| Goal of the exercise |
Show, in full, each line of the data that contains "this".

| Provided records |
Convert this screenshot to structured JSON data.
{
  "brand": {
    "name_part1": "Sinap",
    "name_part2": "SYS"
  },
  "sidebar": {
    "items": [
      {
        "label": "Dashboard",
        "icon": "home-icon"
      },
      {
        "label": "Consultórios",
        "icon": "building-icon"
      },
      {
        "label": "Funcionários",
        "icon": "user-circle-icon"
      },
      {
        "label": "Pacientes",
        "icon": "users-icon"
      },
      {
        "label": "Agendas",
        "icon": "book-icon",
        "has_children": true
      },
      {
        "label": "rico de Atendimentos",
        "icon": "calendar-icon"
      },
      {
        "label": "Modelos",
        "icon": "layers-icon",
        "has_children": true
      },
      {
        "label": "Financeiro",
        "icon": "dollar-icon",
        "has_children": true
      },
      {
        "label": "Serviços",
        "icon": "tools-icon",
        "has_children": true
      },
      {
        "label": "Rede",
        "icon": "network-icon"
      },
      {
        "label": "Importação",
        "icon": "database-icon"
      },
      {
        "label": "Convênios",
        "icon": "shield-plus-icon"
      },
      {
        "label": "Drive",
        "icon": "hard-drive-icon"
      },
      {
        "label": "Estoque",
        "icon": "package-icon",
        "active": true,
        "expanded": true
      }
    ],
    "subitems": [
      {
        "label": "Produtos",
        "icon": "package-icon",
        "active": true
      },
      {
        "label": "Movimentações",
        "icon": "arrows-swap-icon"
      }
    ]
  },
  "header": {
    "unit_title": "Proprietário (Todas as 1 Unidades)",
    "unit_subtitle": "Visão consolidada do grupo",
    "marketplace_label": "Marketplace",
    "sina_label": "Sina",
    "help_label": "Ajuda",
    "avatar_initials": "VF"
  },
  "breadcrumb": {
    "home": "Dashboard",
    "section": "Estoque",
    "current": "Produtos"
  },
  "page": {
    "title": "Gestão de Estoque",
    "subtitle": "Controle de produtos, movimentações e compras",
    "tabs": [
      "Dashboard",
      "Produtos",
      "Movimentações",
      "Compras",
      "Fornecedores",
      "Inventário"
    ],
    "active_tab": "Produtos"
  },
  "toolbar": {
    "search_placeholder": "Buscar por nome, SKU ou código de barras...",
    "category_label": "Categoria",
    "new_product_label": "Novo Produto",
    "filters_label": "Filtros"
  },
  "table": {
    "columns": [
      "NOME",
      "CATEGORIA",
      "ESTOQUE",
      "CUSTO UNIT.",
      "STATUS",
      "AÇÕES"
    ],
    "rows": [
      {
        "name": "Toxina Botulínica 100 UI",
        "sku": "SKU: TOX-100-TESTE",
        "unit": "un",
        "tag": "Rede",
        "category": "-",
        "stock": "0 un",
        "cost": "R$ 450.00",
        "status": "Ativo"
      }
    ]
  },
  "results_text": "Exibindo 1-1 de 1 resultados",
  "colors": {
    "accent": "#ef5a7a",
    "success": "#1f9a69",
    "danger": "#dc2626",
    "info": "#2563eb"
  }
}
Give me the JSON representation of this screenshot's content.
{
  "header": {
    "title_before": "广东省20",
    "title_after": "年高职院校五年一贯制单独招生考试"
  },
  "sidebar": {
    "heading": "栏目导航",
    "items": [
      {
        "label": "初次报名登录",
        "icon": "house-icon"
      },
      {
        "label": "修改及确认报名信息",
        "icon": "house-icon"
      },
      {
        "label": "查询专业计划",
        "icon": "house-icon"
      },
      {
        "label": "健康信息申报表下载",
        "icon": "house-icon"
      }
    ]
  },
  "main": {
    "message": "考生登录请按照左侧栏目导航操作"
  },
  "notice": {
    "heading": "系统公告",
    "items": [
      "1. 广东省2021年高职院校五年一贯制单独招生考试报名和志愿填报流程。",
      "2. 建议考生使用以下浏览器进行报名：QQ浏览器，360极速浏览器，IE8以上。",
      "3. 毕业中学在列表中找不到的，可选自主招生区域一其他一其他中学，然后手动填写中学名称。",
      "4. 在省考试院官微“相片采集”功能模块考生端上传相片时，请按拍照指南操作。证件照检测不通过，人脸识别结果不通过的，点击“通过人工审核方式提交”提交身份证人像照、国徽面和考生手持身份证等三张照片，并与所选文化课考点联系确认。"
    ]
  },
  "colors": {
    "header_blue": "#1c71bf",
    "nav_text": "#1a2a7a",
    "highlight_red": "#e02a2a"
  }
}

| Expected output |
Convert this screenshot to structured JSON data.
Give me the JSON representation of this screenshot's content.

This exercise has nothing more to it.